Criminals are contacting individuals and claiming to work for the World Health Organization (WHO) to solicit data. If you are contacted by a representative claiming to be with WHO, verify their authenticity before responding and remember, the WHO will never:

  • Ask you to login to view safety information
  • Email attachments you didn’t ask for
  • Request you visit a link outside of www.who.int
  • Charge money to apply for a job, register for a conference, or reserve a hotel
  • Conduct lotteries or offer prizes, grants, certificates, or funding through email
  • Ask you to donate directly to emergency response plans or funding appeals

WHO also is warning the public about email phishing scams that ask people to provide personal information, click a suspicious link, and/or open a malicious attachment. According to its website, WHO will not transmit email from addresses ending in ‘@who.com,’ ‘@who.org,’ or ‘@who-safety.org.’ The organization also is encouraging people to visit their website instead of clicking links in emails.

The Federal Trade Commission is warning consumers to ignore online offers for vaccinations or cures claiming they can prevent the Coronavirus. Consumers also should do their homework before making donations to charities or crowdfunding sites to confirm the legitimacy of the organization, and never wire money or send gift cards.

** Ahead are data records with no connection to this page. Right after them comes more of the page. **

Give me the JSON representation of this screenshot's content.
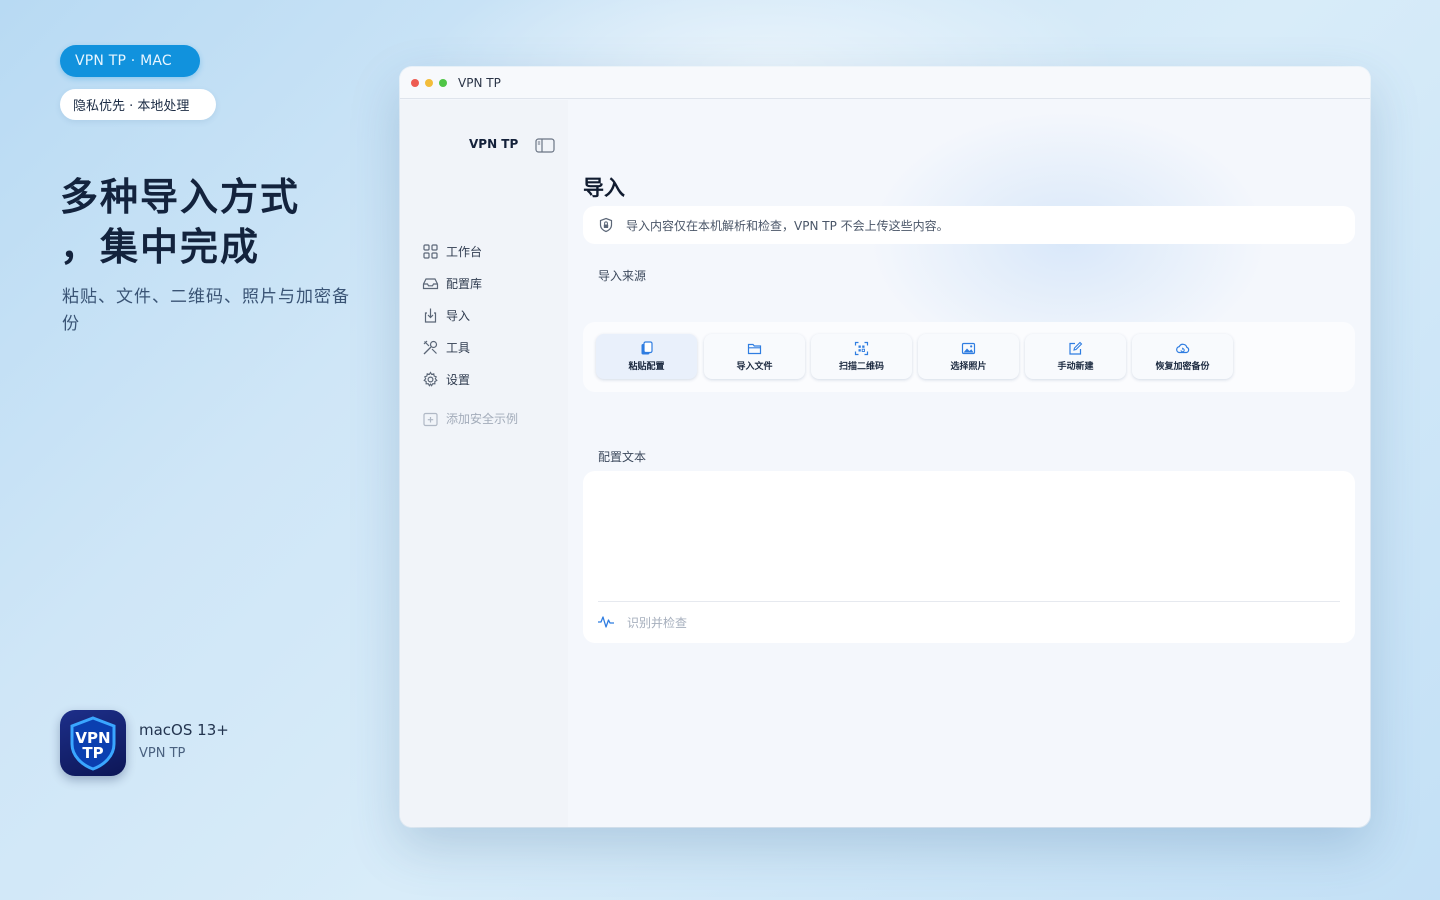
{
  "promo": {
    "badge": "VPN TP ·  MAC",
    "tag": "隐私优先 ·  本地处理",
    "headline_line1": "多种导入方式",
    "headline_line2": "，集中完成",
    "subline": "粘贴、文件、二维码、照片与加密备份",
    "platform": "macOS 13+",
    "app_name": "VPN TP",
    "icon_text_top": "VPN",
    "icon_text_bottom": "TP"
  },
  "window": {
    "title": "VPN TP"
  },
  "sidebar": {
    "brand": "VPN TP",
    "items": [
      {
        "label": "工作台",
        "icon": "grid-icon"
      },
      {
        "label": "配置库",
        "icon": "tray-icon"
      },
      {
        "label": "导入",
        "icon": "import-icon"
      },
      {
        "label": "工具",
        "icon": "tools-icon"
      },
      {
        "label": "设置",
        "icon": "gear-icon"
      }
    ],
    "add_sample": "添加安全示例"
  },
  "main": {
    "title": "导入",
    "notice": "导入内容仅在本机解析和检查，VPN TP 不会上传这些内容。",
    "source_label": "导入来源",
    "sources": [
      {
        "label": "粘贴配置",
        "icon": "paste-icon"
      },
      {
        "label": "导入文件",
        "icon": "folder-icon"
      },
      {
        "label": "扫描二维码",
        "icon": "qr-scan-icon"
      },
      {
        "label": "选择照片",
        "icon": "photo-icon"
      },
      {
        "label": "手动新建",
        "icon": "edit-icon"
      },
      {
        "label": "恢复加密备份",
        "icon": "cloud-restore-icon"
      }
    ],
    "text_label": "配置文本",
    "textarea_value": "",
    "check_label": "识别并检查"
  },
  "colors": {
    "accent": "#1192dd",
    "icon_blue": "#2f7de1"
  }
}
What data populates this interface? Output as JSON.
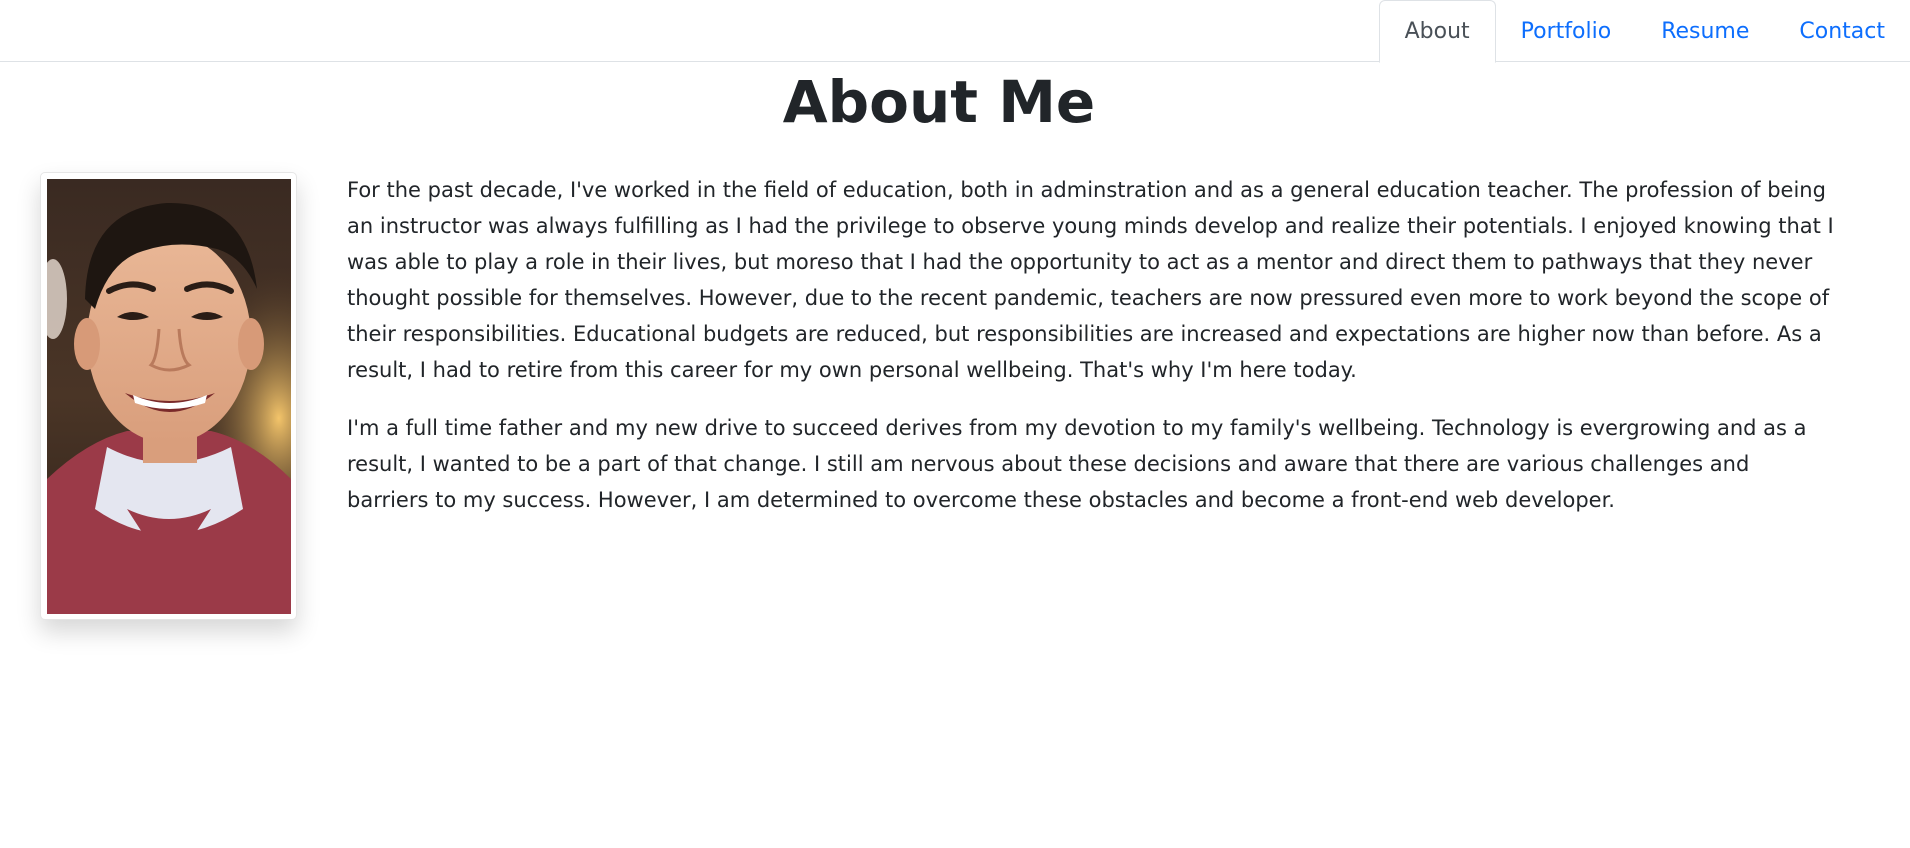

The U.S. Securities and Exchange Commission is encouraging people to be cautious about investment opportunities in companies claiming “the products or services of that publicly-traded companies can prevent, detect, or cure coronavirus.” Remember, criminals prey on peoples’ vulnerabilities and they pay attention to news headlines.